Extracted data entries:
= = = = =

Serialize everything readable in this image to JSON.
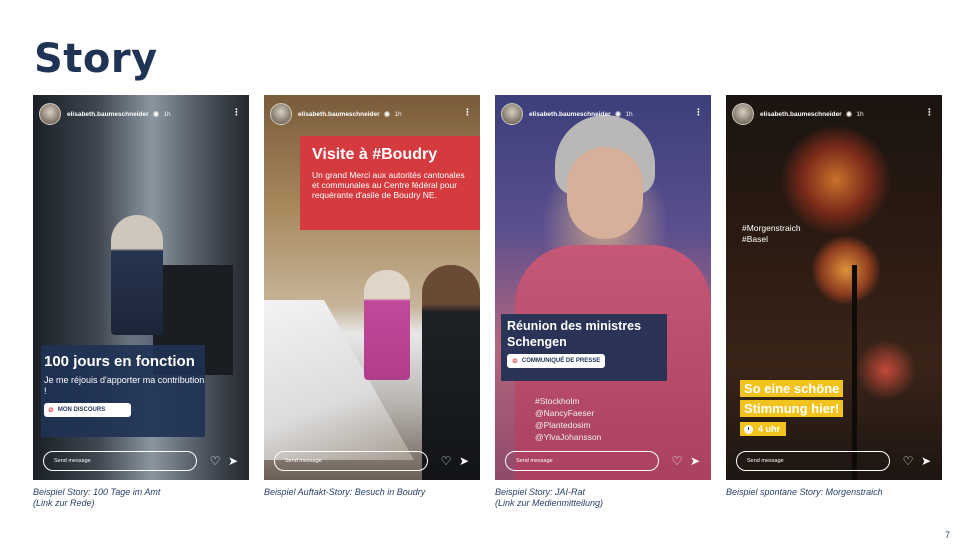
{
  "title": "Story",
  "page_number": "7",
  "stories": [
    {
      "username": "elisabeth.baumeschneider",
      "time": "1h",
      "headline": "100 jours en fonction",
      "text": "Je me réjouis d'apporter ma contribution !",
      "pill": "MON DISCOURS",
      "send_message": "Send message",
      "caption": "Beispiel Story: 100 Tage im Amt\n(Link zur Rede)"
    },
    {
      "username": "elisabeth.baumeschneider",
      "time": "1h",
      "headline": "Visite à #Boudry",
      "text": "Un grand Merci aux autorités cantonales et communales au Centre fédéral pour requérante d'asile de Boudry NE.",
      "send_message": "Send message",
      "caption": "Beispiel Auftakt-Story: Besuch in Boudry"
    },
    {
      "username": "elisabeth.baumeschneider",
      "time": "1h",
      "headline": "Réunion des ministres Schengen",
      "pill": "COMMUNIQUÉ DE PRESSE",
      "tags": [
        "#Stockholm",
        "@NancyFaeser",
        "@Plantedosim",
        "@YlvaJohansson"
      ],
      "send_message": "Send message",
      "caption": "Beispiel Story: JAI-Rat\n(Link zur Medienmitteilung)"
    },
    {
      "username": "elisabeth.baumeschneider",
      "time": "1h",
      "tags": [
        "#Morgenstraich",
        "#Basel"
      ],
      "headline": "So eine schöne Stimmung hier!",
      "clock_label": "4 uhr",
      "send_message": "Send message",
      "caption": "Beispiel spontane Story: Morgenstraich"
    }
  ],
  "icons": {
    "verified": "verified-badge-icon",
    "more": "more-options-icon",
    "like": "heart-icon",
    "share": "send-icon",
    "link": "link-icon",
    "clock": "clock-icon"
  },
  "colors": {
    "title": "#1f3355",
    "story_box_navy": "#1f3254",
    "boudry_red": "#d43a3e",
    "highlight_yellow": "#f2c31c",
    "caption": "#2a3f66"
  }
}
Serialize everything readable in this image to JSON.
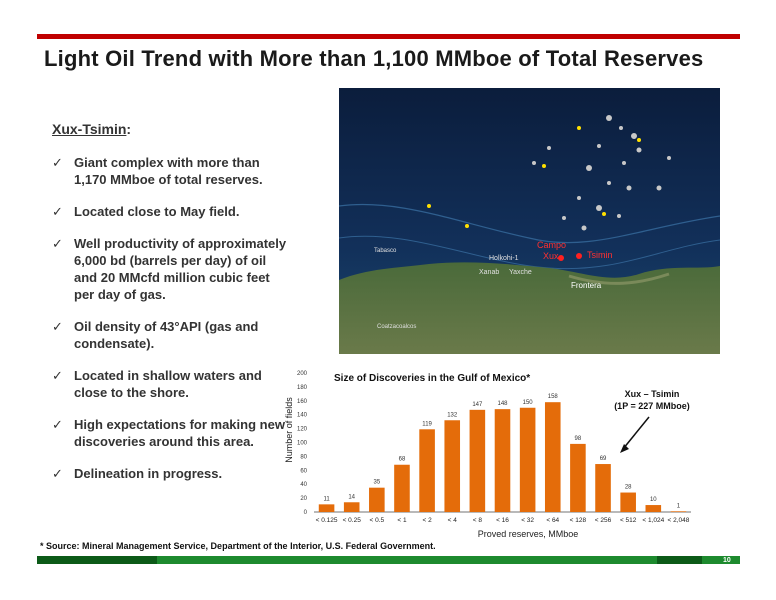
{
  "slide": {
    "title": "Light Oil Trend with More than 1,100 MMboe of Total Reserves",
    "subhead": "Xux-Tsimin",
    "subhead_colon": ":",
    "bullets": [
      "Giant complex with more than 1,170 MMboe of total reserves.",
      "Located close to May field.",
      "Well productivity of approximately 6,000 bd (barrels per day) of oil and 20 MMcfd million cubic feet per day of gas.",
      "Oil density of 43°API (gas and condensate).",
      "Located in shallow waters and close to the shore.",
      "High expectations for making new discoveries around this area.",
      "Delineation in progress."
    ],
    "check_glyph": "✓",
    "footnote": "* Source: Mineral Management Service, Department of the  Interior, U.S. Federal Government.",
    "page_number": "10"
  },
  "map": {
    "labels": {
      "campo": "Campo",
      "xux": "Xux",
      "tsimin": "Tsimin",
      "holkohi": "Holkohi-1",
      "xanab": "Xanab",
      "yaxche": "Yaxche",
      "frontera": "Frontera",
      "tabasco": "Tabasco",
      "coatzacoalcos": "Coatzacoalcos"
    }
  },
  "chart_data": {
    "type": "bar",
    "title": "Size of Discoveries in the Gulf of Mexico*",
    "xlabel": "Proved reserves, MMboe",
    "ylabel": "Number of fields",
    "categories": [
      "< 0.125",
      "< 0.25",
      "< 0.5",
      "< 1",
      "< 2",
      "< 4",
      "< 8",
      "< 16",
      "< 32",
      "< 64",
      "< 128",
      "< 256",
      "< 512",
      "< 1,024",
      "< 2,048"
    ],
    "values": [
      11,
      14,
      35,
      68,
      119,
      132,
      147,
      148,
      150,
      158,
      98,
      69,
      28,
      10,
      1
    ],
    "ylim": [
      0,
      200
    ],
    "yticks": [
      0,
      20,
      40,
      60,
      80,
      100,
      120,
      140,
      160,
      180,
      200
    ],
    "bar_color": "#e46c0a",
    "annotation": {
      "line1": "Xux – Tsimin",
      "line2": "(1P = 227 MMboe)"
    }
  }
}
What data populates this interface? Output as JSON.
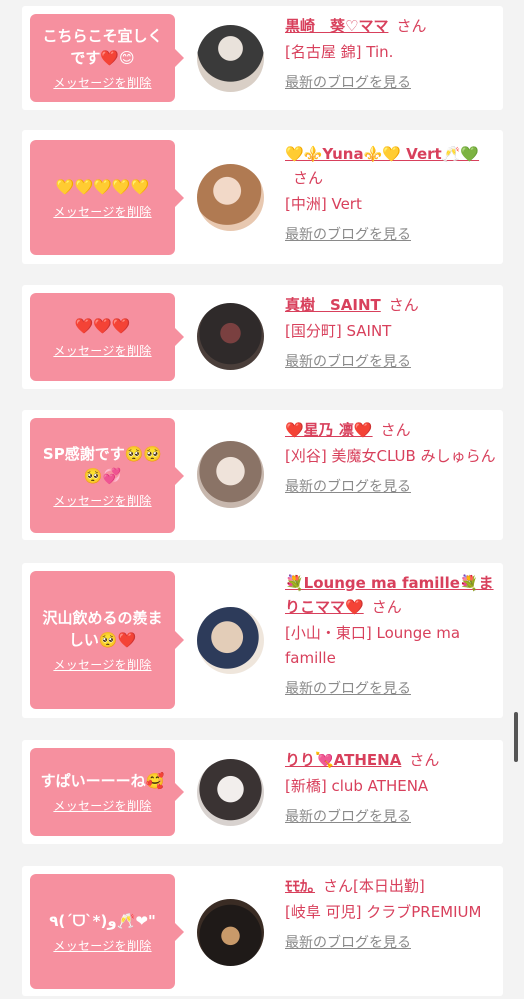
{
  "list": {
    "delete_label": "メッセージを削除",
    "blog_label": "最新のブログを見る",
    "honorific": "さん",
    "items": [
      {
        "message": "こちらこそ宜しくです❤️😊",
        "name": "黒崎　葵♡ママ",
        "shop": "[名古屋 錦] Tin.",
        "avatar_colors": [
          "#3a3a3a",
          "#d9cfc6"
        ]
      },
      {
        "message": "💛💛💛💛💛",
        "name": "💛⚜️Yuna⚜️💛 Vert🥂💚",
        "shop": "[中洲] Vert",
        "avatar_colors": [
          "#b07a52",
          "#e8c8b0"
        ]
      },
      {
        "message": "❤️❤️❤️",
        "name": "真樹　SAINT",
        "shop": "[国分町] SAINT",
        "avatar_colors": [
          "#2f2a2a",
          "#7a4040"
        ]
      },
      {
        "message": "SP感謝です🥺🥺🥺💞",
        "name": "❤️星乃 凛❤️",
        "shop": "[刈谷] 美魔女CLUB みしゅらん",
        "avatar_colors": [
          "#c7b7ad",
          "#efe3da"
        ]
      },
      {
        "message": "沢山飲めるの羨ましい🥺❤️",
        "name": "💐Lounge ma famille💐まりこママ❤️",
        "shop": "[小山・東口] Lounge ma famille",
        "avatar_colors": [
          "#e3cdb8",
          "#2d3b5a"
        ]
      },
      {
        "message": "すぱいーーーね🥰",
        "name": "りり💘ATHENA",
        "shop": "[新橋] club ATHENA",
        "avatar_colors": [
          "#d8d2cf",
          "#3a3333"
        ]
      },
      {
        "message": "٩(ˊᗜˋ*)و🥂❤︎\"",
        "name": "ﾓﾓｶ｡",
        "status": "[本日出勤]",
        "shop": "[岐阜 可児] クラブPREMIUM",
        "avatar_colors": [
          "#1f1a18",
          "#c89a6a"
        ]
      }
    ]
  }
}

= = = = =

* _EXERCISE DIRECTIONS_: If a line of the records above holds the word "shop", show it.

* _PROBLEM SOLUTION_:
        "shop": "[名古屋 錦] Tin.",
        "shop": "[中洲] Vert",
        "shop": "[国分町] SAINT",
        "shop": "[刈谷] 美魔女CLUB みしゅらん",
        "shop": "[小山・東口] Lounge ma famille",
        "shop": "[新橋] club ATHENA",
        "shop": "[岐阜 可児] クラブPREMIUM",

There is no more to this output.